Since we already know what results we want for each and every unit test, we assign the <b>want</b> variable to the expected result for each math operation. The <b>ans</b> variable gets assigned the response to each respective function that we are testing. Please note that we do not import the Addition, Subtraction, Multiplication and Division functions. In Go if a function starts with a capital letter, it is visible to any code in the same package. In this case,math is the package.

We then compare each response from these respective functions with the expected results.

Example

if ans != want {
     t.Fatalf("got %q, wanted %q", ans, want)
}

Before running our test, we need to add some code in our main.go file. The code in main.go basically runs the functions in the math package.

Advertisement

main.go

package main
 
import (
   "fmt"
 
   math "example.com/go_test/math"
)
 
func main() {
   fmt.Println("Go testing ...")
   a := 5
   b := 5
 
   sum := math.Addition(a, b)
   sub := math.Subtraction(a, b)
   mul := math.Multiplication(a, b)
   div := math.Division(a, b)
 
   fmt.Printf("The sum of %d and %d is %d \n", a, b, sum)
   fmt.Printf("The subtraction of %d from %d is %d \n", a, b, sub)
   fmt.Printf("The multiplication of %d by %d is %d \n", a, b, mul)
   fmt.Printf("The division of %d and %d is %f \n", a, b, div)
}

Output:

To run the code in the main.go file, navigate to the root of your application if you haven't already and issue the below command.

$ go run main.go
Go testing ...
The sum of 5 and 5 is 10
The subtraction of 5 from 5 is 0
The multiplication of 5 and 5 is 25
The division of 5 and 5 is 1.000000

You will agree with me that this is not how we run the tests, that is true. The above command pretty much tests if our program runs successfully and there are no runtime errors.

 

Running tests

To run the tests, navigate to the math folder and issue the below command.

$ go test
PASS
ok      example.com/go_test/math        0.002s

The above output shows that all the tests have run and passed successfully. This is what we want, but you can print more information about each individual unit test by adding -v in the go test command. The v stands for verbose.

Advertisement
$ go test -v
=== RUN   TestAddition
--- PASS: TestAddition (0.00s)
=== RUN   TestSubtraction
--- PASS: TestSubtraction (0.00s)
=== RUN   TestMultiplication
--- PASS: TestMultiplication (0.00s)
=== RUN   TestDivision
--- PASS: TestDivision (0.00s)
PASS
ok      example.com/go_test/math        0.002s

 

Testing negative scenarios

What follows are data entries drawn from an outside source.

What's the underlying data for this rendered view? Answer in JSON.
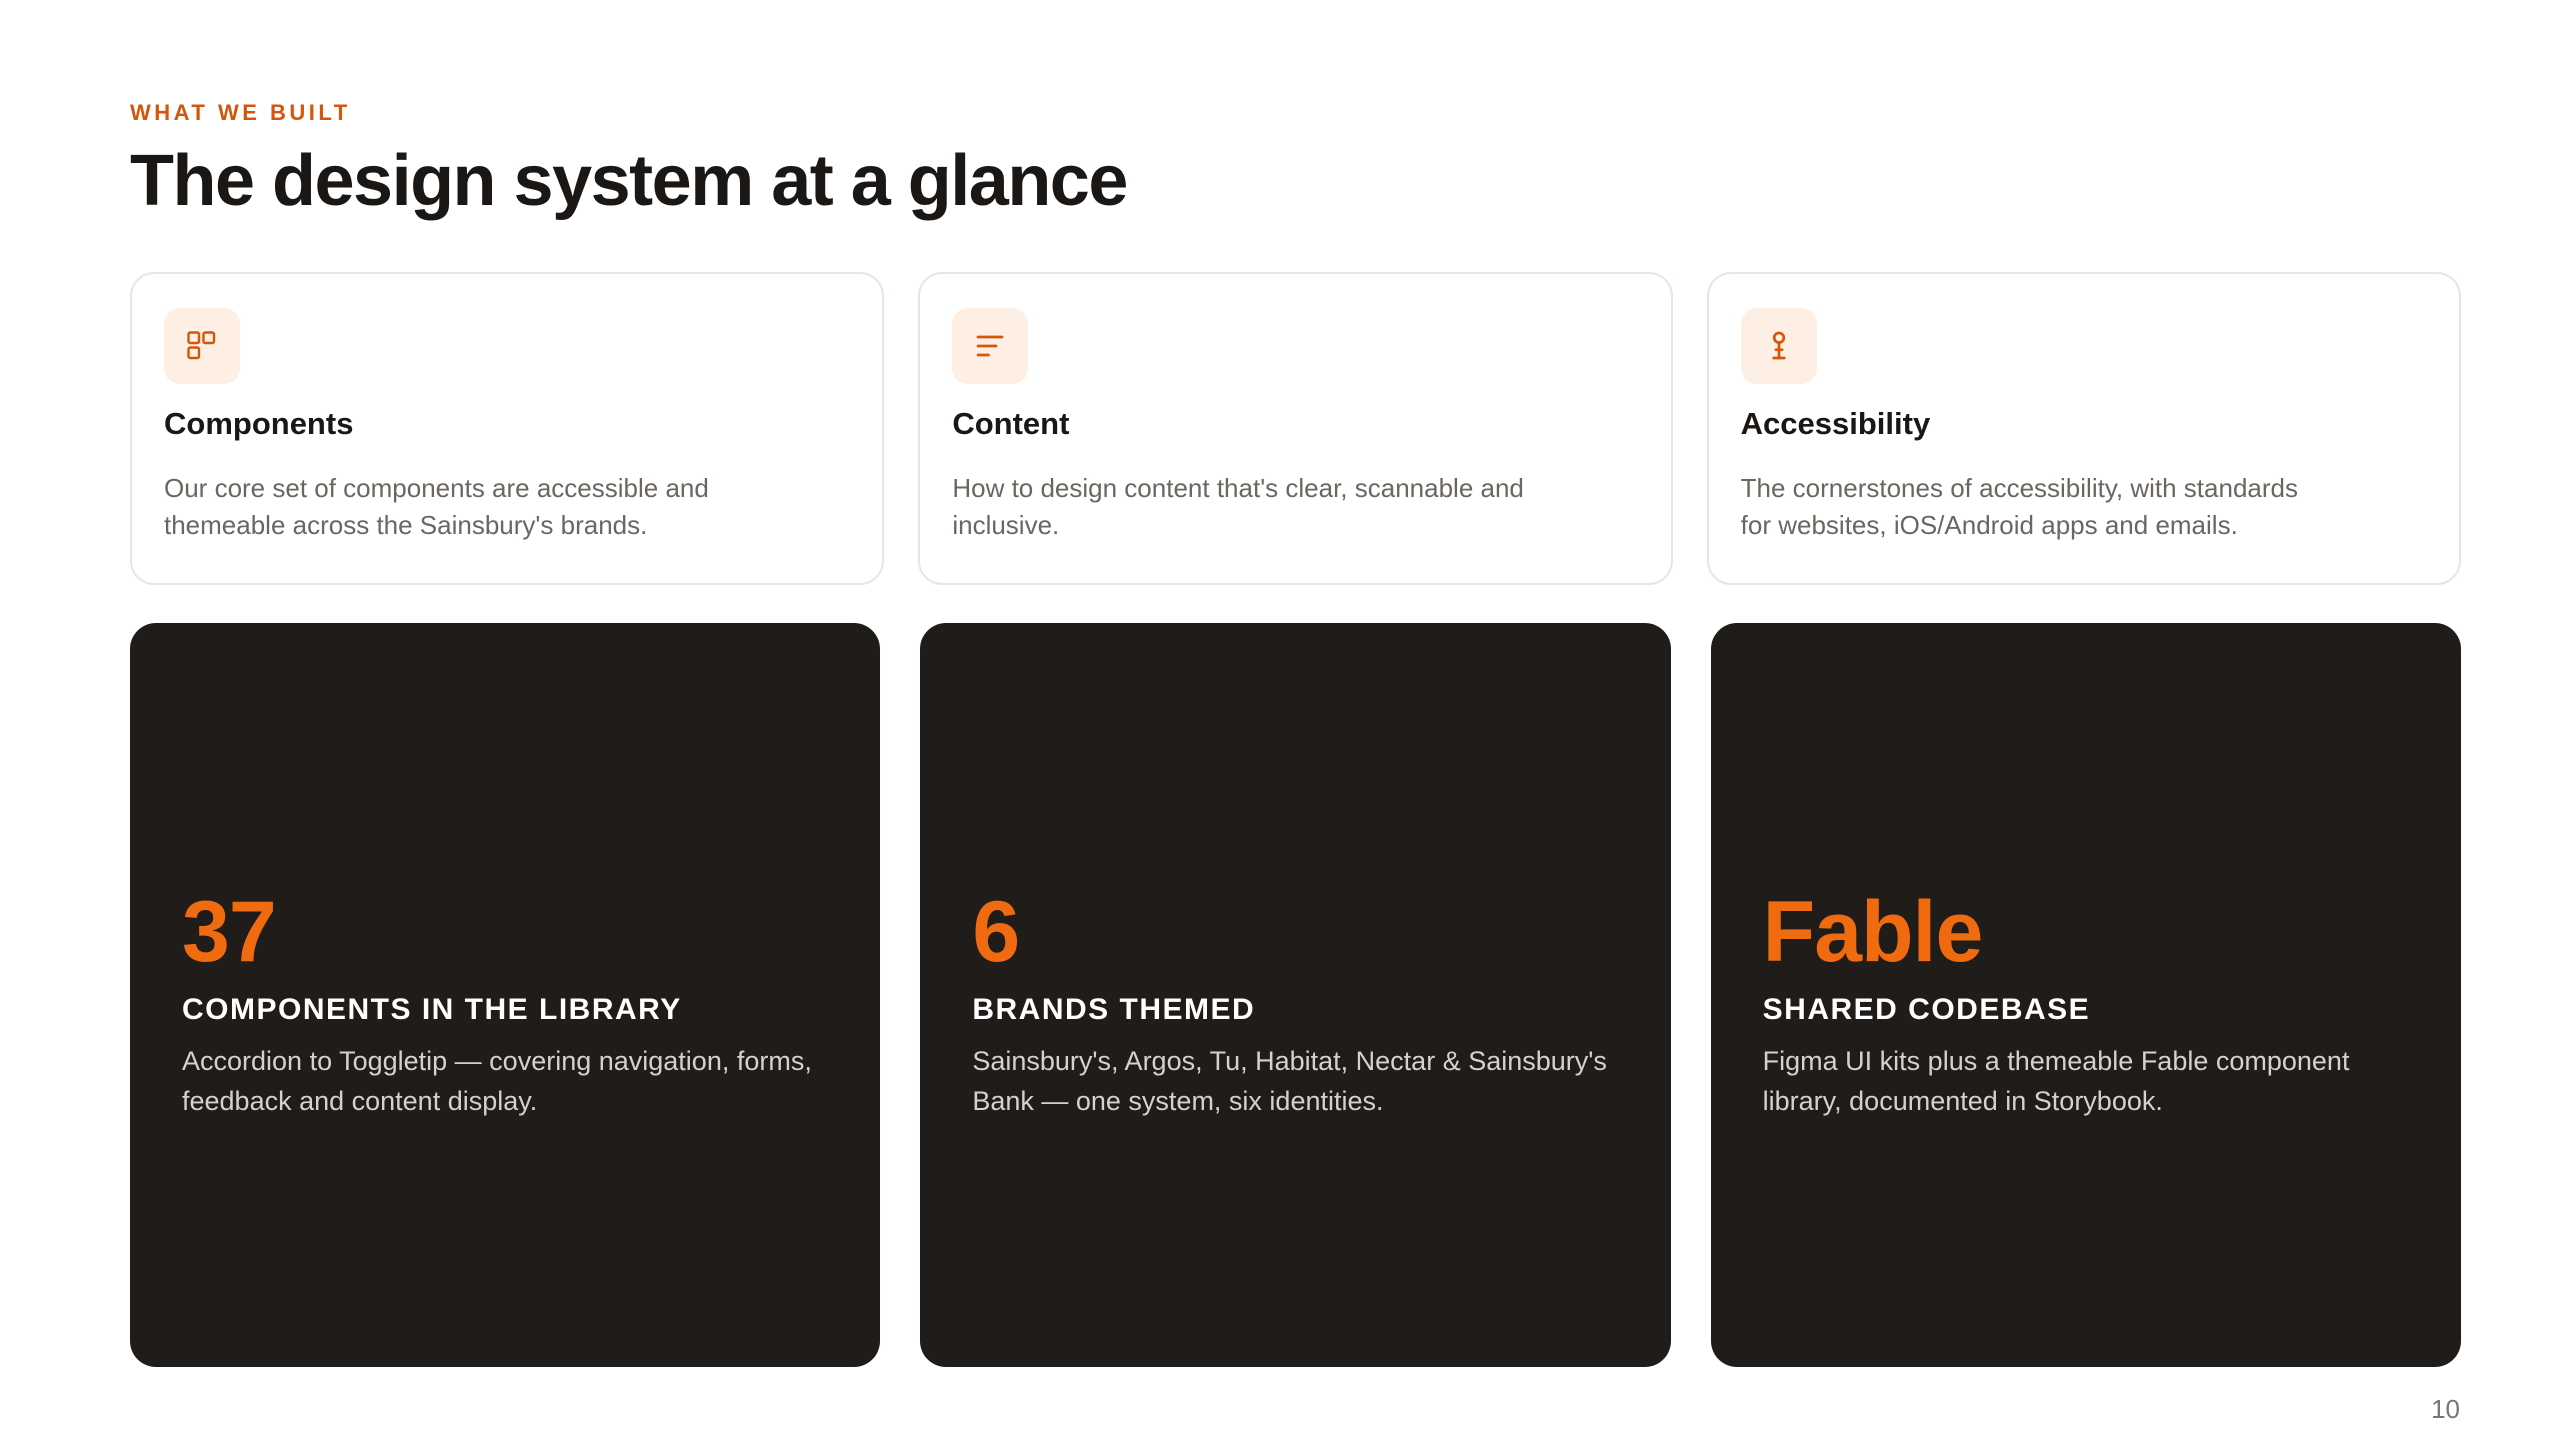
{
  "eyebrow": "WHAT WE BUILT",
  "title": "The design system at a glance",
  "accent_color": "#d4560a",
  "stat_color": "#f06a0f",
  "features": [
    {
      "icon": "components-icon",
      "title": "Components",
      "description": "Our core set of components are accessible and themeable across the Sainsbury's brands."
    },
    {
      "icon": "content-lines-icon",
      "title": "Content",
      "description": "How to design content that's clear, scannable and inclusive."
    },
    {
      "icon": "accessibility-pin-icon",
      "title": "Accessibility",
      "description": "The cornerstones of accessibility, with standards for websites, iOS/Android apps and emails."
    }
  ],
  "stats": [
    {
      "value": "37",
      "label": "COMPONENTS IN THE LIBRARY",
      "description": "Accordion to Toggletip — covering navigation, forms, feedback and content display."
    },
    {
      "value": "6",
      "label": "BRANDS THEMED",
      "description": "Sainsbury's, Argos, Tu, Habitat, Nectar & Sainsbury's Bank — one system, six identities."
    },
    {
      "value": "Fable",
      "label": "SHARED CODEBASE",
      "description": "Figma UI kits plus a themeable Fable component library, documented in Storybook."
    }
  ],
  "page_number": "10"
}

In order to test the correctness of a function, we can pass values of types that these functions do not allow or expect. For example, the Addition() function expects the two arguments passed to it to be integers, but we can pass a string just to see if the test will fail or not.

Example

func TestAddition(t *testing.T) {
   want := 10
 
   ans := Addition(5, "5")
 
   if ans != want {
       t.Fatalf("got %d, wanted %d", ans, want)
   }
}

Output

$ go test
# example.com/go_test/math [example.com/go_test/math.test]
./math_test.go:8:21: cannot use "5" (untyped string constant) as int value in argument to Addition
FAIL    example.com/go_test/math [build failed]

Explanation

In the above example, we pass a string “5” to the Addition function and run the test again using the go test -v command. The above test fails because “5” is not the correct type to be passed to the Addition function and it is not possible to perform addition of string and int types.

 

Summary

This article introduces you to testing in go using the built in “testing” package. Testing software is a key ingredient for a robust software and there it is important to add tests to your code before shipping them to production. So far we have looked at testing code manually, but this process can be automated by remote servers like CircleCi and many others.

Advertisement

 

References

https://go.dev/doc/tutorial/add-a-test
https://pkg.go.dev/testing

 

Categories GO

Didn't find what you were looking for? Perform a quick search across GoLinuxCloud

If my articles on GoLinuxCloud has helped you, kindly consider buying me a coffee as a token of appreciation.

Buy GoLinuxCloud a Coffee

For any other feedbacks or questions you can either use the comments section or contact me form.

Thank You for your support!!

Leave a Comment

X